In less than a year from their last LP, Trenton-based The Successful Failures return with a new nine-song collection, “Pack Up Your Shadows.”
The prolific Successful Failures follow last year’s “Saratoga” LP with another solid effort, the nine-song “Pack Up Your Shadows.” Originally intended to be an EP, the fusion of ragged roots rock and indie pop was expanded by the Trenton-based outfit with the time afforded by the pandemic. A mix of country nuggets, rock ‘n’ roll rave-ups, and beautiful ballads, the LP is a joint venture between founding frontman Mick Chorba’s FDR Label and the Jersey indie Kool Kat Musik, whose CD release, includes a bonus disc of Mick’s solo acoustic versions of each song.
To be honest, I would miss the leads of Pete Smith whose playing is a cross between the ragged raunch of Keith Richards and the haunting ring of Mick Taylor, which is what makes great half of the album’s only disappointing track, “More of the Same.” The parts where the track is a “Rip It Up”-like rave-up are exceptional, but then, the track twice slips into unfocused and unneeded psychedelic blues, making would have been an excellent track overlong.
Other than that, “Pack Up Your Shadows” is great, mostly concentrating on the band’s rich country roots, especially a closing cover of Hank Williams’ “My Bucket’s Got a Hole in It.” The Successful Failures often dip into Williams’ rewarding well, but this track may be their best Hank cover yet because of the way they make it their Dirty Jersey own with a sleazy blues take, while still honoring the original with bending guitar notes that flirt with a pedal steel sound.
Other country fare includes the hillbilly sparseness of the opening “Honeycomb,” the rambling, rumbling drinking song “On Down the Line,” “Whiskey Song,” which rotates between pining and rollicking as it explains the need for self-medication, and the Williams-meets-Westerberg “Something Good,” a hopeful sequel to “I Saw the Light.” All feature the exceptional mandolin playing of Ron Bechamps, as well as the steady, sturdy rhythms of drummer Rob Martin.
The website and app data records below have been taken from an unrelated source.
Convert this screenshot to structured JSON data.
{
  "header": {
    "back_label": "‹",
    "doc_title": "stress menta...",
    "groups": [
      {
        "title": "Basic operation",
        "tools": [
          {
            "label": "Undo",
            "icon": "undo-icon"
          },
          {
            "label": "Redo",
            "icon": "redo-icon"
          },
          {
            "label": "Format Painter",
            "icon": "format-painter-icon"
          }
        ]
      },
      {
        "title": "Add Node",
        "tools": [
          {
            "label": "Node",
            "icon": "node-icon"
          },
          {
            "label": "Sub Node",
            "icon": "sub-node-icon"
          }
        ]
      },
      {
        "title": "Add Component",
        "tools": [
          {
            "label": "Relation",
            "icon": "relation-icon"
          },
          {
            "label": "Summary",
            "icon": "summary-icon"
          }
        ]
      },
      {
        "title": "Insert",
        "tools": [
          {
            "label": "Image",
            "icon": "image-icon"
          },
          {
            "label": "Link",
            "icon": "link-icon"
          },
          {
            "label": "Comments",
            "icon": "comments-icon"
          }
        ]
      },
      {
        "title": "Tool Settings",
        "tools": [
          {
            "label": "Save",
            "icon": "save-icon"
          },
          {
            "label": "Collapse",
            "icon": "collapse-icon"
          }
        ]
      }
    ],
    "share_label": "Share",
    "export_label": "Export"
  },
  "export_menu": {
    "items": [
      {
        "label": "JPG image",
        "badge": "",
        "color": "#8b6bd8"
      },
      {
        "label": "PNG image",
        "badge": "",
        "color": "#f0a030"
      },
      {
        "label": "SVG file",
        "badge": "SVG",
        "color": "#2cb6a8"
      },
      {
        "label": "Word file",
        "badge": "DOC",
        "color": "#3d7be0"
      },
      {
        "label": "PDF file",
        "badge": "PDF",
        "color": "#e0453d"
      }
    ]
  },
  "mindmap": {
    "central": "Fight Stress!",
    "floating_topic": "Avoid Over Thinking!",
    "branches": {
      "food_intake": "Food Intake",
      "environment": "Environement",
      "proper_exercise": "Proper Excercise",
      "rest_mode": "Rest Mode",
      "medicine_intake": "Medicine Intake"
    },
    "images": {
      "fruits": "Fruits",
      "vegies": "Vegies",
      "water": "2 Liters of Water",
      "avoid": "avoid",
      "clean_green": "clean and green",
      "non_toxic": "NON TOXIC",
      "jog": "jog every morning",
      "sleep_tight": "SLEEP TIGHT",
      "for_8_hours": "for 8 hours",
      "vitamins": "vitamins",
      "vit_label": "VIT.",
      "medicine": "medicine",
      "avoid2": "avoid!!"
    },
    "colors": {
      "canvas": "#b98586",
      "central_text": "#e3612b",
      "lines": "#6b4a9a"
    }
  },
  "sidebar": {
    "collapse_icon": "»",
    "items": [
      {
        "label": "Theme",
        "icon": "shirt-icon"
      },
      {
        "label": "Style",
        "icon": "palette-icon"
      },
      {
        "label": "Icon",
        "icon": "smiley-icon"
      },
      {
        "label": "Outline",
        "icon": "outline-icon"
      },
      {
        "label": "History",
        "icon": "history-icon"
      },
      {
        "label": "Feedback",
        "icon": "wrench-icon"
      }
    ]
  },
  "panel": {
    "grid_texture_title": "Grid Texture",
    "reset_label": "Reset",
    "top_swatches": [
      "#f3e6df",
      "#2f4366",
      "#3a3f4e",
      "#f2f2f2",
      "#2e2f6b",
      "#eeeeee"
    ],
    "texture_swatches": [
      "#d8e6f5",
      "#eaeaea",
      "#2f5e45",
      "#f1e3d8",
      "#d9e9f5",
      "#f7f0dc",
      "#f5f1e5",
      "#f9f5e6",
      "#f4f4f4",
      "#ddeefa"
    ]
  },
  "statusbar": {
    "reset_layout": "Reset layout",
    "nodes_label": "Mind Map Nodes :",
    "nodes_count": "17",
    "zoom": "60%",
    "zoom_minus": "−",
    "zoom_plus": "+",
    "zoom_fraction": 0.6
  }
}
My favorite track is the Tom Petty-meets-Replacements heartbreaker “This Girl,” which, as the granddaughter of “American Girl” and “We’ll Inherit the Earth,” tries to make the best of a world gone mad. As the world gets crazier, it’s a relief to have a gamut of great American music like this ranging from hillbilly to rockabilly to punk. America may never be great again, but “Pack Up Your Shadows” proves that its music always will be.